Yesterday was a day off school for the kids, a teacher-grading day to celebrate the end of the semester. Since I’ve worked a lot of 7-day weeks lately, I cancelled my ESL class (we always follow the school schedule) and took most of the day off too. Ilsa and I planned a leisurely afternoon of a trip to a British import store for candy (and Marmite for me YAAY!), followed by a trip to Powell’s to return a book I’d bought her that she already had and to spend my gift card, followed by a coffee. It was a lovely afternoon and we had lots of good conversations about books, candy, and Benedict Cumberbatch. I had a great time spending my gift card on some lovely new books, and I realized how true the saying is: You can never have too many books.
This month, I read:
The Girl With a Clock for a Heart: George Foss clearly remembers his first love, a girl he met during freshman orientation at college who left almost a sort of a spell on him. Now, 20 years later, living a comfortable if uneventful life with a long-term on-again off-again girlfriend, George catches sight of Liana in a bar he frequents. He knows by this point that she’s responsible for the deaths of two people, and is probably wanted by the police still, but he goes to talk to her anyway. She’s been the one point in a life that has been, in a word, dull, and he’s drawn back to her like a moth to a flame. A romantic-noir book, a little uneven but overall a good read.
Hunting Shadows: The latest Ian Rutledge. When Capt. Hutchinson is gunned down attending a society wedding in Ely, the police can’t even determine where the shot came from. A short time later, there’s another death, that of a lawyer standing for office and making a political speech. At this point, Inspector Rutledge of Scotland Yard is called in. He travels down to the small villages on the Fens in search of any connection between the two men. A good addition to the series, which I really enjoyed.
Labor Day: If you click on the link, you can read my review and enter to win a copy. This was a decent book, well-written and with characters I cared about, but the underlying story (an escaped convict and the single mother who falls in love with him and lets him stay, all told from the point of view of her 13 year old son) did contain an unmitigated creep factor.

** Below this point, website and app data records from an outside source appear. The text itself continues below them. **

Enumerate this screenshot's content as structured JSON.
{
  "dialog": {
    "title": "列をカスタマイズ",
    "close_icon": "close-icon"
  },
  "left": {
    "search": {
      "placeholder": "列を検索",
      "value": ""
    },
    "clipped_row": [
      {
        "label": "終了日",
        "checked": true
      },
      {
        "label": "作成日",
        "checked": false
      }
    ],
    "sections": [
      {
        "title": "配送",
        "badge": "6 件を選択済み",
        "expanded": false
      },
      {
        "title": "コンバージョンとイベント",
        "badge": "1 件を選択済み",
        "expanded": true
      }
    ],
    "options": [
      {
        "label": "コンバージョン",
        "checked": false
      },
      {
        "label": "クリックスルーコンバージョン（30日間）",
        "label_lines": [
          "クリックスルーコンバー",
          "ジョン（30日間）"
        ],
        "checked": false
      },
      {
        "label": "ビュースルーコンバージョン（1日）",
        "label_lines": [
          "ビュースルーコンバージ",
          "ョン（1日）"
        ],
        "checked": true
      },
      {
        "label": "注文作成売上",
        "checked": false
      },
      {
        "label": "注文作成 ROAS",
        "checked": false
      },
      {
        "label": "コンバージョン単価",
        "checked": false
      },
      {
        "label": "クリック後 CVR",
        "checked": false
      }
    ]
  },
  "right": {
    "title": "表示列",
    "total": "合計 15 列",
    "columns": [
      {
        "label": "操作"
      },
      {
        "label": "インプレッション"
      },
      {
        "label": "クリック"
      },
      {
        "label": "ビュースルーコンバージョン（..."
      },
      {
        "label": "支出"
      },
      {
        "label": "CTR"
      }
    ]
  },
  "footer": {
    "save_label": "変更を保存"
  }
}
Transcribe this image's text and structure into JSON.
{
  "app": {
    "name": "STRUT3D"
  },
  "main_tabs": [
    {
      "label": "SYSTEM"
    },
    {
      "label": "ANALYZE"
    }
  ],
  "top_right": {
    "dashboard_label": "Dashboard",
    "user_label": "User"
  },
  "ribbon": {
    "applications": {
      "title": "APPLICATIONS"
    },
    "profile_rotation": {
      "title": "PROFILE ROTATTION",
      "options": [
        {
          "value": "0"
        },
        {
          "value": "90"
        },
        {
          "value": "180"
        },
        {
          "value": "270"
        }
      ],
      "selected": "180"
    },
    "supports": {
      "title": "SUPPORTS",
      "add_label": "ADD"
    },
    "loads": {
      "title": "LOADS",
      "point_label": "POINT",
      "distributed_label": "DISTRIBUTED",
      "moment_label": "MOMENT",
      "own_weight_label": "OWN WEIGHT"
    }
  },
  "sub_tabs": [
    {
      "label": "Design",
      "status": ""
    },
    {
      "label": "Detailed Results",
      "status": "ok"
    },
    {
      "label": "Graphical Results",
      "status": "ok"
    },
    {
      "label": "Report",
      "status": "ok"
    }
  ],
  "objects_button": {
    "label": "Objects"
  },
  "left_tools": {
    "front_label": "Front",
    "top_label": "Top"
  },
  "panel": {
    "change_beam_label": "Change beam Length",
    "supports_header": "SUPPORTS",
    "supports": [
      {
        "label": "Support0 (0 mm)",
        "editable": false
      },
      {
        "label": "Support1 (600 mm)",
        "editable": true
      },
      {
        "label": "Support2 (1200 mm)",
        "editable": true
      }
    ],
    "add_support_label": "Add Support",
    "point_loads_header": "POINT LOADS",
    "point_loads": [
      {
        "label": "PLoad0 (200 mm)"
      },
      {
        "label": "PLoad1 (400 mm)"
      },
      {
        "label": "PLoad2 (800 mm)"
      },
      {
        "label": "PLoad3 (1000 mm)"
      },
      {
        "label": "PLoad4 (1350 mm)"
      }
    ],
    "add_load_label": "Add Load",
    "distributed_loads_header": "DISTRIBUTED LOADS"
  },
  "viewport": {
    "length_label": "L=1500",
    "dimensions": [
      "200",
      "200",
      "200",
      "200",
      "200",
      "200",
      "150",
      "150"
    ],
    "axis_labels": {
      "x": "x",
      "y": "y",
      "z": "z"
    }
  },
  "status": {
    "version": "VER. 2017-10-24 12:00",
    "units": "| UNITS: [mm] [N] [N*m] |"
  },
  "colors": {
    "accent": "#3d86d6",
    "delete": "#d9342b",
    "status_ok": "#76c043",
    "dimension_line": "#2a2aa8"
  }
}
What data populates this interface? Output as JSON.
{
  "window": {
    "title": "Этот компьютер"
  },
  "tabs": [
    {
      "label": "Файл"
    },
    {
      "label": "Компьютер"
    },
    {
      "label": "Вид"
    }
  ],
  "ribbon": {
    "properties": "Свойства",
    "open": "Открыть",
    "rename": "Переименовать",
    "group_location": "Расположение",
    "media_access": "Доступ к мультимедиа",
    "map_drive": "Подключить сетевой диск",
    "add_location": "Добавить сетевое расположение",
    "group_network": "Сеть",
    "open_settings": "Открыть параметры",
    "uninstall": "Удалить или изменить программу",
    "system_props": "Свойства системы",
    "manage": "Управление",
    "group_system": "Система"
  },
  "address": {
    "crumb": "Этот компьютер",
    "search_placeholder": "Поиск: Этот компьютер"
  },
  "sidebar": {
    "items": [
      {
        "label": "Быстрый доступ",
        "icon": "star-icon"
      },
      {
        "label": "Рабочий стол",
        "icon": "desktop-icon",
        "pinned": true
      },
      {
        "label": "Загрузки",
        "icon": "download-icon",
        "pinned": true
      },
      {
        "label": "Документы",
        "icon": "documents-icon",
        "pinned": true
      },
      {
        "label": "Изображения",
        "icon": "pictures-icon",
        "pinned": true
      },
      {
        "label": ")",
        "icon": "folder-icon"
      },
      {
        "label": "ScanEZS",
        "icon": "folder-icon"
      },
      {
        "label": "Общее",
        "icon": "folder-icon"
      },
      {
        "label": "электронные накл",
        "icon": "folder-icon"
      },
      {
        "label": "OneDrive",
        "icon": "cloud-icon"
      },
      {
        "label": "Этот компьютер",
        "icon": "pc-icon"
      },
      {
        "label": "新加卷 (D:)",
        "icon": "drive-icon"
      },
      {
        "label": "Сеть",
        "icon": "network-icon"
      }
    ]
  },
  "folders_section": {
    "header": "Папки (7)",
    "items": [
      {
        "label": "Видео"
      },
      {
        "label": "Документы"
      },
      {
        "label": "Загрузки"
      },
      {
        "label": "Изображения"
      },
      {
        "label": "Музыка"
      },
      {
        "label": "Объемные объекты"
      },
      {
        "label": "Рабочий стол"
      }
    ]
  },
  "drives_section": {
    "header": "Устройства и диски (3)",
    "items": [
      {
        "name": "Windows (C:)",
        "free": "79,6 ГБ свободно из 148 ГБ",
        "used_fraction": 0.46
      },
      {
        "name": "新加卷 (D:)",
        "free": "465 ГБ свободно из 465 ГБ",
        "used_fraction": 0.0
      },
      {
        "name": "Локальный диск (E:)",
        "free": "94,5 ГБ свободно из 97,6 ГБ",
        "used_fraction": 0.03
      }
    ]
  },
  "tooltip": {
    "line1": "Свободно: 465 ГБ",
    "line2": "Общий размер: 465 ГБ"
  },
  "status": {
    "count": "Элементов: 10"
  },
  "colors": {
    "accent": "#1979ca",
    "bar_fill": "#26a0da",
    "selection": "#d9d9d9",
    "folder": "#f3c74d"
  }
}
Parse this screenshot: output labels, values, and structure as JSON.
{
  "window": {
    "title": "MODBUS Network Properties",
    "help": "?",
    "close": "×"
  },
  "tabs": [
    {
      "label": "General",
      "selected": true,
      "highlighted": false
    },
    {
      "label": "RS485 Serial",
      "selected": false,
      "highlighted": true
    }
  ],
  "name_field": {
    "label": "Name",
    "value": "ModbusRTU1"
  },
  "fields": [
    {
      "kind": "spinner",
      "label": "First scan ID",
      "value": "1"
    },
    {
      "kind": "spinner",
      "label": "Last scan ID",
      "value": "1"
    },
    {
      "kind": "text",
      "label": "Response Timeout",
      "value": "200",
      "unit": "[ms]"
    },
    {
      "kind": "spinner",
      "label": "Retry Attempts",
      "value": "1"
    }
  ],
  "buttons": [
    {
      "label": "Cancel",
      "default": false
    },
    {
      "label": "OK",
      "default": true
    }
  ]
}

The Runaway Daughter: Kamada is the daughter of a high class prostitute in Bombay. She hates the crowded streets filled with cursing beggars, men trying to grope her, and other ugliness, so she fills every waking space with talking vegetables, singing cockroaches, fairies and gremlins. Her goal is to go to America to study. She’s appealing, but the book has the feel of a self-published book even though it mentions an editor, and at 133 pages seemed long.
Taking What I Like: Loved this collection of short stories playing off Shakespearean plays. Reading Taking What I Like is in some ways like taking a lit class from the very best lit teacher–you know, the one who could open up the text for you like no one else could and make the characters come alive, until you felt you’d recognize them on the street.
Our Love Could Light the World: A collection of short stories about various members of the Dugan family. What makes this book work so well is that it’s one of those books that seems deceptively light, but in actuality goes deep into family relationships and psyche and the dysfunction that seems an inevitable part of all families everywhere. Each story would stand alone but together, they present a nuanced and complex view of the various family members.
Possible some others I’ve forgotten about
Citadel (from amazon) a mesmerizing World War II story of daring and courage, in which a group of determined women fighting for the French Resistance risk their lives to save their homeland . . . and protect astonishing secrets buried in time.
The Boy in the Suitcase (Nina Borg #1) (.) I read the 3rd in this series and loved it, and found a cheap used copy of this at Powells yesterday. Have I ever mentioned how much I love that store? Oh I have? Ok then.
The Fishing Fleet: Husband-Hunting in the Raj This one is a fun account of the crowds of single British ladies who went en masse to British-controlled India in search of husbands, a necessary endeavor since all the single men had gone off there anyway.
You Can Date Boys When You’re Forty: Dave Barry on Parenting and Other Topics He Knows Very Little About: Yaay! I used to love reading Barry’s weekly online humour column, and I’m really happy to see he’s still around being funny.
Boy, Snow, Bird: (from amazon) Boy is Boy Novak, who escapes 1950s New York and comes to Massachusetts, eventually marrying local widower Arturo Whitman. Snow is Arturo’s daughter, a girl of uncommon beauty. And Bird is the daughter Boy and Arturo have together, whose dark skin reveals the family’s secret: Arturo, his late wife, and their families were all African-Americans passing as white. A loose retelling of Snow White, with reflections on race and family life. Sounds good, doesn’t it?
After I’m Gone: The latest Laura Lippman, so suspenseful and mysterious.
Clever Girl: Stella, now in her 50s, looks back at her life. Everyone is raving about the writing, so I’m really looking forward to this one.